» ASSIGNED TASK
Restate the whole listing exactly.

» INPUT RECORDS
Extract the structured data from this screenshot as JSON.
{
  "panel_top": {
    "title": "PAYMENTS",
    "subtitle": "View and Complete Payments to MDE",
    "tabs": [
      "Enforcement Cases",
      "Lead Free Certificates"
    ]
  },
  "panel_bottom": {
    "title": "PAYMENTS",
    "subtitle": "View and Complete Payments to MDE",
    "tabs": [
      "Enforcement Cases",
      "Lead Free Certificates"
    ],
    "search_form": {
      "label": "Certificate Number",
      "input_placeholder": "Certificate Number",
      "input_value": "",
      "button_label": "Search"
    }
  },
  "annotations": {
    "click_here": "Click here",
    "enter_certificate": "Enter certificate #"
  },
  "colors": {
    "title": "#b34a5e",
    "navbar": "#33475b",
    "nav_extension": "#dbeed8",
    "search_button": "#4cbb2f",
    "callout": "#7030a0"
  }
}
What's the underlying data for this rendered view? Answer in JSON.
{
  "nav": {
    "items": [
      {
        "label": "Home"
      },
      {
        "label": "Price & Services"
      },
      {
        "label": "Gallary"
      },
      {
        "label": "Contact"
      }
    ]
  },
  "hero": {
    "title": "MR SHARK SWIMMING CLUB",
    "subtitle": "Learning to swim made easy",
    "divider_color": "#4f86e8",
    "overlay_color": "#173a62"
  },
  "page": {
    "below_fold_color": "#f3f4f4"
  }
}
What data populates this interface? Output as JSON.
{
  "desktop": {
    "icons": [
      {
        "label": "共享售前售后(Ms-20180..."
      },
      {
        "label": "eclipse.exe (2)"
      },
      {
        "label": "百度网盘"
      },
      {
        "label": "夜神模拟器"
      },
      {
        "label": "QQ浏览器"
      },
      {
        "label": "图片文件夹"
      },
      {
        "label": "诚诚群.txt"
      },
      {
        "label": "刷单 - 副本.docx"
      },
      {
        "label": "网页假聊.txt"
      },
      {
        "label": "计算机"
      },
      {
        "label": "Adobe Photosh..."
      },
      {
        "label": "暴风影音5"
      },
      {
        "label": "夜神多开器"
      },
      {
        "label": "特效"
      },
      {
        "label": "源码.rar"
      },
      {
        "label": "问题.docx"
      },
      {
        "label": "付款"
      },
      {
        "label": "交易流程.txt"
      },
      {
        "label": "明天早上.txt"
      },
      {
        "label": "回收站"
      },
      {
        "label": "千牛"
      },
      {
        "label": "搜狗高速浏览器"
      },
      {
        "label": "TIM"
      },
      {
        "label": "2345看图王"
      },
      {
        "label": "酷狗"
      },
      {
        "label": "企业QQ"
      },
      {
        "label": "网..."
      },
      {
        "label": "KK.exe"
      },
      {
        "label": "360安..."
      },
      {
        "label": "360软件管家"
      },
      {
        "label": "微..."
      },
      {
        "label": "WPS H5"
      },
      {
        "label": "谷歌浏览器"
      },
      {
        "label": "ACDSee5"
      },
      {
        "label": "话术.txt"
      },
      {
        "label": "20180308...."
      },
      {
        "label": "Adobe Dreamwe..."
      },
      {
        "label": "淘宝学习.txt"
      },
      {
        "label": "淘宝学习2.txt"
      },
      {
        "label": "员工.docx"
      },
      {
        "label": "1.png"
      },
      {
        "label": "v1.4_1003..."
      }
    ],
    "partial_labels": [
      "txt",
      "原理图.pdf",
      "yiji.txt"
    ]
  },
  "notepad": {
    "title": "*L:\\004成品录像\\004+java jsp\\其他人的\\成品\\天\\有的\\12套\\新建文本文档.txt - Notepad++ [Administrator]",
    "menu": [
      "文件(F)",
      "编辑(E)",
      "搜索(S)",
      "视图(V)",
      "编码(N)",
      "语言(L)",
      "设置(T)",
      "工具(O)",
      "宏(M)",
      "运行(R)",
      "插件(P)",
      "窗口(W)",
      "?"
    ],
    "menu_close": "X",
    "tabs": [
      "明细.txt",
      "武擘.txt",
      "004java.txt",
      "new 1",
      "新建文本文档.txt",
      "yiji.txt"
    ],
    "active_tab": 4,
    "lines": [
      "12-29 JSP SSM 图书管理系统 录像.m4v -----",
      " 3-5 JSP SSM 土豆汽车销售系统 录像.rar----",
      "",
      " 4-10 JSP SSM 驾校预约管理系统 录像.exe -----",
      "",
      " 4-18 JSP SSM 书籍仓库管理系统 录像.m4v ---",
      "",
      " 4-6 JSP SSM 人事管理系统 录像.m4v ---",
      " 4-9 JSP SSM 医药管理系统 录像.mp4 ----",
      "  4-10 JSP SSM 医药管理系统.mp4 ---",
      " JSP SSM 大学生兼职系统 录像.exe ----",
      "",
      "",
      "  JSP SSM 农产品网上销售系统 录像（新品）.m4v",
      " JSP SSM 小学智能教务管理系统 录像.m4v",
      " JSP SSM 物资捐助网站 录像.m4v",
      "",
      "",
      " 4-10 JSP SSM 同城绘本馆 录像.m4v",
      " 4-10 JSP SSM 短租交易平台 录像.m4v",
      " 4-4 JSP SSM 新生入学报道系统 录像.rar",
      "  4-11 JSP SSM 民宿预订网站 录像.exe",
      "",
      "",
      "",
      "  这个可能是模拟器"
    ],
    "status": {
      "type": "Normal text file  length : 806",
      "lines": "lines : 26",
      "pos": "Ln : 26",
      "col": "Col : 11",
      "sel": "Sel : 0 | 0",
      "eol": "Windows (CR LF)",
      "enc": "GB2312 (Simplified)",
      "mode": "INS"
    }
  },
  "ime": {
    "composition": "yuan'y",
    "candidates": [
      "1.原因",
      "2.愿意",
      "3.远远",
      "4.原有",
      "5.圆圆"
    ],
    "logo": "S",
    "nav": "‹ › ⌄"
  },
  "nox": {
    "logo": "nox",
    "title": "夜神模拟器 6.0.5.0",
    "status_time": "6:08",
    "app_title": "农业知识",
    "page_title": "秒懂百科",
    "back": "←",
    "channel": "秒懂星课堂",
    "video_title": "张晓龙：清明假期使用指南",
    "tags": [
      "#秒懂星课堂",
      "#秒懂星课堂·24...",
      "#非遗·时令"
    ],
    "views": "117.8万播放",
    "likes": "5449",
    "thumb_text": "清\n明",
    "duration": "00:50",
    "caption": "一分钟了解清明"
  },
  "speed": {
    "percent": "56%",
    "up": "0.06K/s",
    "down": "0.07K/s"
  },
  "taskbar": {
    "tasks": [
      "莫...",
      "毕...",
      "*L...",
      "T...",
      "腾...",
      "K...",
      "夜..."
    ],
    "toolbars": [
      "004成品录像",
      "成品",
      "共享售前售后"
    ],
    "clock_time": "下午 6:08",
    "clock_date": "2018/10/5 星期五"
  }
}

» EXERCISE SOLUTION
Extract the structured data from this screenshot as JSON.
{
  "panel_top": {
    "title": "PAYMENTS",
    "subtitle": "View and Complete Payments to MDE",
    "tabs": [
      "Enforcement Cases",
      "Lead Free Certificates"
    ]
  },
  "panel_bottom": {
    "title": "PAYMENTS",
    "subtitle": "View and Complete Payments to MDE",
    "tabs": [
      "Enforcement Cases",
      "Lead Free Certificates"
    ],
    "search_form": {
      "label": "Certificate Number",
      "input_placeholder": "Certificate Number",
      "input_value": "",
      "button_label": "Search"
    }
  },
  "annotations": {
    "click_here": "Click here",
    "enter_certificate": "Enter certificate #"
  },
  "colors": {
    "title": "#b34a5e",
    "navbar": "#33475b",
    "nav_extension": "#dbeed8",
    "search_button": "#4cbb2f",
    "callout": "#7030a0"
  }
}
What's the underlying data for this rendered view? Answer in JSON.
{
  "nav": {
    "items": [
      {
        "label": "Home"
      },
      {
        "label": "Price & Services"
      },
      {
        "label": "Gallary"
      },
      {
        "label": "Contact"
      }
    ]
  },
  "hero": {
    "title": "MR SHARK SWIMMING CLUB",
    "subtitle": "Learning to swim made easy",
    "divider_color": "#4f86e8",
    "overlay_color": "#173a62"
  },
  "page": {
    "below_fold_color": "#f3f4f4"
  }
}
What data populates this interface? Output as JSON.
{
  "desktop": {
    "icons": [
      {
        "label": "共享售前售后(Ms-20180..."
      },
      {
        "label": "eclipse.exe (2)"
      },
      {
        "label": "百度网盘"
      },
      {
        "label": "夜神模拟器"
      },
      {
        "label": "QQ浏览器"
      },
      {
        "label": "图片文件夹"
      },
      {
        "label": "诚诚群.txt"
      },
      {
        "label": "刷单 - 副本.docx"
      },
      {
        "label": "网页假聊.txt"
      },
      {
        "label": "计算机"
      },
      {
        "label": "Adobe Photosh..."
      },
      {
        "label": "暴风影音5"
      },
      {
        "label": "夜神多开器"
      },
      {
        "label": "特效"
      },
      {
        "label": "源码.rar"
      },
      {
        "label": "问题.docx"
      },
      {
        "label": "付款"
      },
      {
        "label": "交易流程.txt"
      },
      {
        "label": "明天早上.txt"
      },
      {
        "label": "回收站"
      },
      {
        "label": "千牛"
      },
      {
        "label": "搜狗高速浏览器"
      },
      {
        "label": "TIM"
      },
      {
        "label": "2345看图王"
      },
      {
        "label": "酷狗"
      },
      {
        "label": "企业QQ"
      },
      {
        "label": "网..."
      },
      {
        "label": "KK.exe"
      },
      {
        "label": "360安..."
      },
      {
        "label": "360软件管家"
      },
      {
        "label": "微..."
      },
      {
        "label": "WPS H5"
      },
      {
        "label": "谷歌浏览器"
      },
      {
        "label": "ACDSee5"
      },
      {
        "label": "话术.txt"
      },
      {
        "label": "20180308...."
      },
      {
        "label": "Adobe Dreamwe..."
      },
      {
        "label": "淘宝学习.txt"
      },
      {
        "label": "淘宝学习2.txt"
      },
      {
        "label": "员工.docx"
      },
      {
        "label": "1.png"
      },
      {
        "label": "v1.4_1003..."
      }
    ],
    "partial_labels": [
      "txt",
      "原理图.pdf",
      "yiji.txt"
    ]
  },
  "notepad": {
    "title": "*L:\\004成品录像\\004+java jsp\\其他人的\\成品\\天\\有的\\12套\\新建文本文档.txt - Notepad++ [Administrator]",
    "menu": [
      "文件(F)",
      "编辑(E)",
      "搜索(S)",
      "视图(V)",
      "编码(N)",
      "语言(L)",
      "设置(T)",
      "工具(O)",
      "宏(M)",
      "运行(R)",
      "插件(P)",
      "窗口(W)",
      "?"
    ],
    "menu_close": "X",
    "tabs": [
      "明细.txt",
      "武擘.txt",
      "004java.txt",
      "new 1",
      "新建文本文档.txt",
      "yiji.txt"
    ],
    "active_tab": 4,
    "lines": [
      "12-29 JSP SSM 图书管理系统 录像.m4v -----",
      " 3-5 JSP SSM 土豆汽车销售系统 录像.rar----",
      "",
      " 4-10 JSP SSM 驾校预约管理系统 录像.exe -----",
      "",
      " 4-18 JSP SSM 书籍仓库管理系统 录像.m4v ---",
      "",
      " 4-6 JSP SSM 人事管理系统 录像.m4v ---",
      " 4-9 JSP SSM 医药管理系统 录像.mp4 ----",
      "  4-10 JSP SSM 医药管理系统.mp4 ---",
      " JSP SSM 大学生兼职系统 录像.exe ----",
      "",
      "",
      "  JSP SSM 农产品网上销售系统 录像（新品）.m4v",
      " JSP SSM 小学智能教务管理系统 录像.m4v",
      " JSP SSM 物资捐助网站 录像.m4v",
      "",
      "",
      " 4-10 JSP SSM 同城绘本馆 录像.m4v",
      " 4-10 JSP SSM 短租交易平台 录像.m4v",
      " 4-4 JSP SSM 新生入学报道系统 录像.rar",
      "  4-11 JSP SSM 民宿预订网站 录像.exe",
      "",
      "",
      "",
      "  这个可能是模拟器"
    ],
    "status": {
      "type": "Normal text file  length : 806",
      "lines": "lines : 26",
      "pos": "Ln : 26",
      "col": "Col : 11",
      "sel": "Sel : 0 | 0",
      "eol": "Windows (CR LF)",
      "enc": "GB2312 (Simplified)",
      "mode": "INS"
    }
  },
  "ime": {
    "composition": "yuan'y",
    "candidates": [
      "1.原因",
      "2.愿意",
      "3.远远",
      "4.原有",
      "5.圆圆"
    ],
    "logo": "S",
    "nav": "‹ › ⌄"
  },
  "nox": {
    "logo": "nox",
    "title": "夜神模拟器 6.0.5.0",
    "status_time": "6:08",
    "app_title": "农业知识",
    "page_title": "秒懂百科",
    "back": "←",
    "channel": "秒懂星课堂",
    "video_title": "张晓龙：清明假期使用指南",
    "tags": [
      "#秒懂星课堂",
      "#秒懂星课堂·24...",
      "#非遗·时令"
    ],
    "views": "117.8万播放",
    "likes": "5449",
    "thumb_text": "清\n明",
    "duration": "00:50",
    "caption": "一分钟了解清明"
  },
  "speed": {
    "percent": "56%",
    "up": "0.06K/s",
    "down": "0.07K/s"
  },
  "taskbar": {
    "tasks": [
      "莫...",
      "毕...",
      "*L...",
      "T...",
      "腾...",
      "K...",
      "夜..."
    ],
    "toolbars": [
      "004成品录像",
      "成品",
      "共享售前售后"
    ],
    "clock_time": "下午 6:08",
    "clock_date": "2018/10/5 星期五"
  }
}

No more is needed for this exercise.